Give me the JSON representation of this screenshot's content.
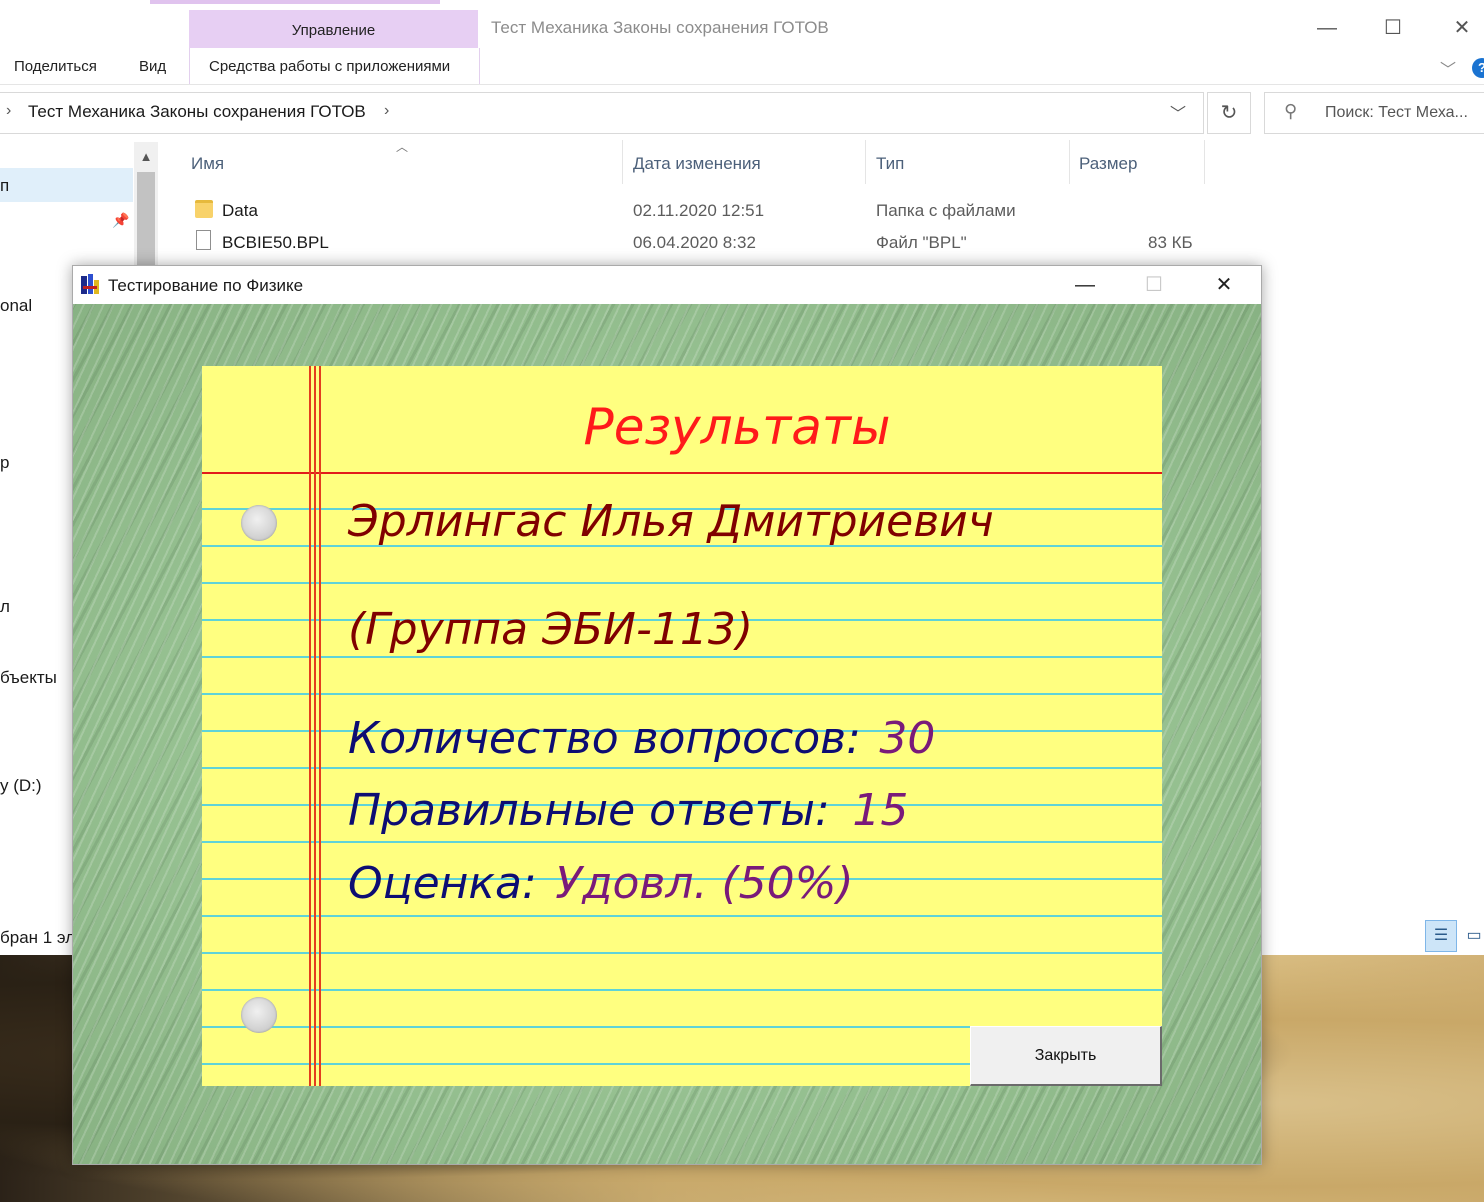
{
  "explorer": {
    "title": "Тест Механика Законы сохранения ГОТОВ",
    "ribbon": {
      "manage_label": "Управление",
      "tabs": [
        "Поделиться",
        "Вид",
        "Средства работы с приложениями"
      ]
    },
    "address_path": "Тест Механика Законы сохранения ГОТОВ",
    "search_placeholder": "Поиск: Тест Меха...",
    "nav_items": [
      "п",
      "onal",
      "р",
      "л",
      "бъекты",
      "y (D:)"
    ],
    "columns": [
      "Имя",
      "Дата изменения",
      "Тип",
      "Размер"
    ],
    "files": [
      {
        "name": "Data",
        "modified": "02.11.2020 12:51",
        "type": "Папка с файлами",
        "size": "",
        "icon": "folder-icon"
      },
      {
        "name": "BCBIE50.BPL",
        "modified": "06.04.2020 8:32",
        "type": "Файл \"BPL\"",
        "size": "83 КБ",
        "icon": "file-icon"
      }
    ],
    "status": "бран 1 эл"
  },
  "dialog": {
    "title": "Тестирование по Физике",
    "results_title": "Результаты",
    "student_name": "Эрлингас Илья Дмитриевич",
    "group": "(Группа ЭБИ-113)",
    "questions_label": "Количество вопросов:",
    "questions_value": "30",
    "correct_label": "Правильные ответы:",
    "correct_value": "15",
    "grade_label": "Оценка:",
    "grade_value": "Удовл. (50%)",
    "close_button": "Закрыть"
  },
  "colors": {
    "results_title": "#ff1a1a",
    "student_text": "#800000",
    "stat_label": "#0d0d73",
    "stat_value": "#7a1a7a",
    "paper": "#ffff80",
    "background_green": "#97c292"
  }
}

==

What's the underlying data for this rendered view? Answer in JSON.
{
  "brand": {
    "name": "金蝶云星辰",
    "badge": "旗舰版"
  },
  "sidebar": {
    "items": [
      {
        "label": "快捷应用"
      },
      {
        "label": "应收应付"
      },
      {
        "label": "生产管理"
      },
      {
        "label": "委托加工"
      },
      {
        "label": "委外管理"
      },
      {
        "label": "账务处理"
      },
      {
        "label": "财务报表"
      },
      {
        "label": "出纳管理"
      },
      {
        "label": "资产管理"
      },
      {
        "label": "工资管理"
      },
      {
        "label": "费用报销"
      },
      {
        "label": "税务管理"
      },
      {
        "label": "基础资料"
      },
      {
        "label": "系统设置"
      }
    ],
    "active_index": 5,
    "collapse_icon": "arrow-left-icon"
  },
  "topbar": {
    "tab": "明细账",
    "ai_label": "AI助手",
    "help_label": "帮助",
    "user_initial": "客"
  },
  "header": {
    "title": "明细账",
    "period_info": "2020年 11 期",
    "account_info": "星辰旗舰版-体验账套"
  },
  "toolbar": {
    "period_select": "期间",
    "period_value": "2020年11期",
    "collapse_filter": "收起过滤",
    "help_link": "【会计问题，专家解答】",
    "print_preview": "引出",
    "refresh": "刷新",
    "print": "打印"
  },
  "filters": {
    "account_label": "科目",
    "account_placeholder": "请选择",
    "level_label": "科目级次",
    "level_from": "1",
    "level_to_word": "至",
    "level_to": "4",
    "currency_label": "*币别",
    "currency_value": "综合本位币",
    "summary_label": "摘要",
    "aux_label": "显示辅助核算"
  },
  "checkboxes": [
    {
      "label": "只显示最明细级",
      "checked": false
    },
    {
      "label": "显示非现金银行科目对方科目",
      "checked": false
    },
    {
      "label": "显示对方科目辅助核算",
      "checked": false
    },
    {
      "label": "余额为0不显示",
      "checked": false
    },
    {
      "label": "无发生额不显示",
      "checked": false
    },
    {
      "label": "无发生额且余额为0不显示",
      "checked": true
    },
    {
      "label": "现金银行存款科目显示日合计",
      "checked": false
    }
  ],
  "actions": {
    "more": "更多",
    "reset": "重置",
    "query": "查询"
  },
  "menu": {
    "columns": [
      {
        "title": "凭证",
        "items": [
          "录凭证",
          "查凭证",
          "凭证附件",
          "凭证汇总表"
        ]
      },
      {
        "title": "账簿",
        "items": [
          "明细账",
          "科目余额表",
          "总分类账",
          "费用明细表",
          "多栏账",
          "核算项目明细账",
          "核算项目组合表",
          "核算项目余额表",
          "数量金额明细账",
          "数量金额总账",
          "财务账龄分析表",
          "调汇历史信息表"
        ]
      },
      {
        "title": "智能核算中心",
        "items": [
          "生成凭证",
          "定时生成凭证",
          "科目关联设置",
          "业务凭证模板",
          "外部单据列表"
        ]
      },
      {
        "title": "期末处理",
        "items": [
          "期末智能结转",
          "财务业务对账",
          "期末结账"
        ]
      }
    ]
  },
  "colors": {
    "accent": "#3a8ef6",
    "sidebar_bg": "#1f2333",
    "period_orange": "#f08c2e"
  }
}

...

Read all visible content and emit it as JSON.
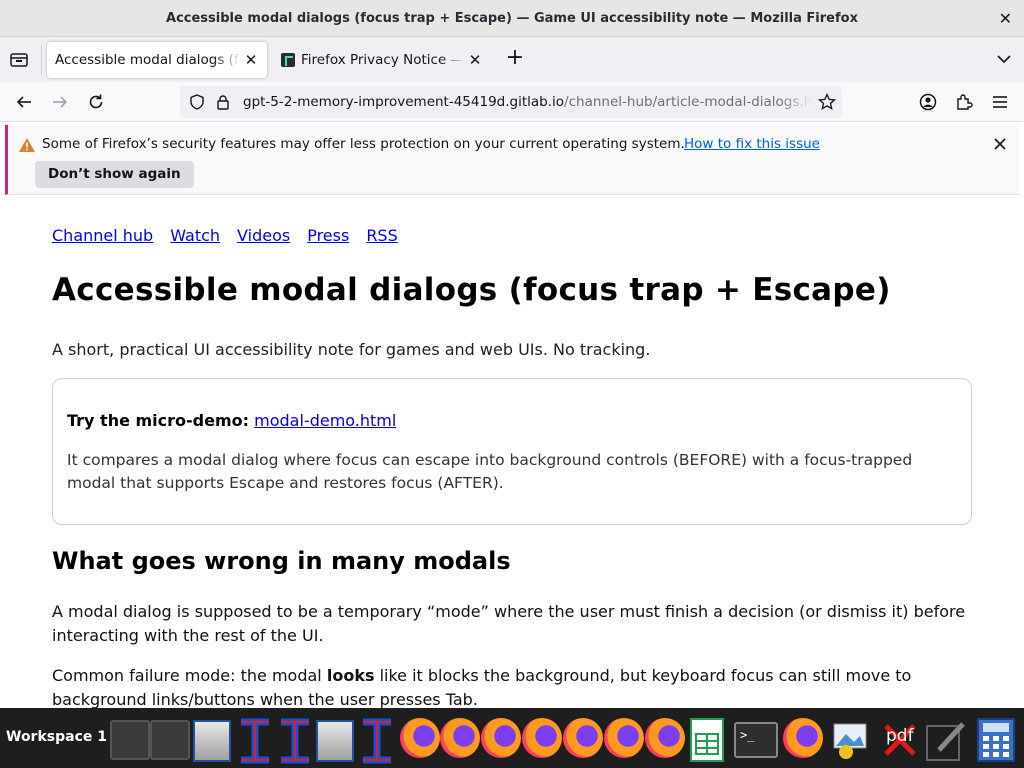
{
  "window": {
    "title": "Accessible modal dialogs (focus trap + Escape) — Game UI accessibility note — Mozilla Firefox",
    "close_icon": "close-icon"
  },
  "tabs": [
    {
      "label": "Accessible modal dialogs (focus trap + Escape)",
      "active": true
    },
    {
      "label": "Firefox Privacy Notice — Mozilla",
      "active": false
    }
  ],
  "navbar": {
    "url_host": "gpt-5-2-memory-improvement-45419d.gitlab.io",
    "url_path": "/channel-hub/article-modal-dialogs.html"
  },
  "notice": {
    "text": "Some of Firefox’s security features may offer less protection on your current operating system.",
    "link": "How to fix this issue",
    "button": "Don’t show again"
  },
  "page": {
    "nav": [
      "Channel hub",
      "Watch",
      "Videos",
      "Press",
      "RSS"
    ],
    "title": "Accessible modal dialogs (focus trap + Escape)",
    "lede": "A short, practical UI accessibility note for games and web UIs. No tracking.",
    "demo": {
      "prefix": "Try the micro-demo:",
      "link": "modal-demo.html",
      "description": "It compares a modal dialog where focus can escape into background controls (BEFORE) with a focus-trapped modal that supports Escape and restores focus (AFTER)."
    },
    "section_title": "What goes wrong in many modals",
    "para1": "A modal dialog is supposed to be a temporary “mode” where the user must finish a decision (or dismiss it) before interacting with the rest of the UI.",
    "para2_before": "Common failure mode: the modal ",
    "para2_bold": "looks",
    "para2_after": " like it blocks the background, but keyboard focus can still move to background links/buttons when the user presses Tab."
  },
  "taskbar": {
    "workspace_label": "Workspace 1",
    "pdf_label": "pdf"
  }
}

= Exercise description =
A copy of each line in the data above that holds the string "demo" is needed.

= Task solution =
    "demo": {
      "prefix": "Try the micro-demo:",
      "link": "modal-demo.html",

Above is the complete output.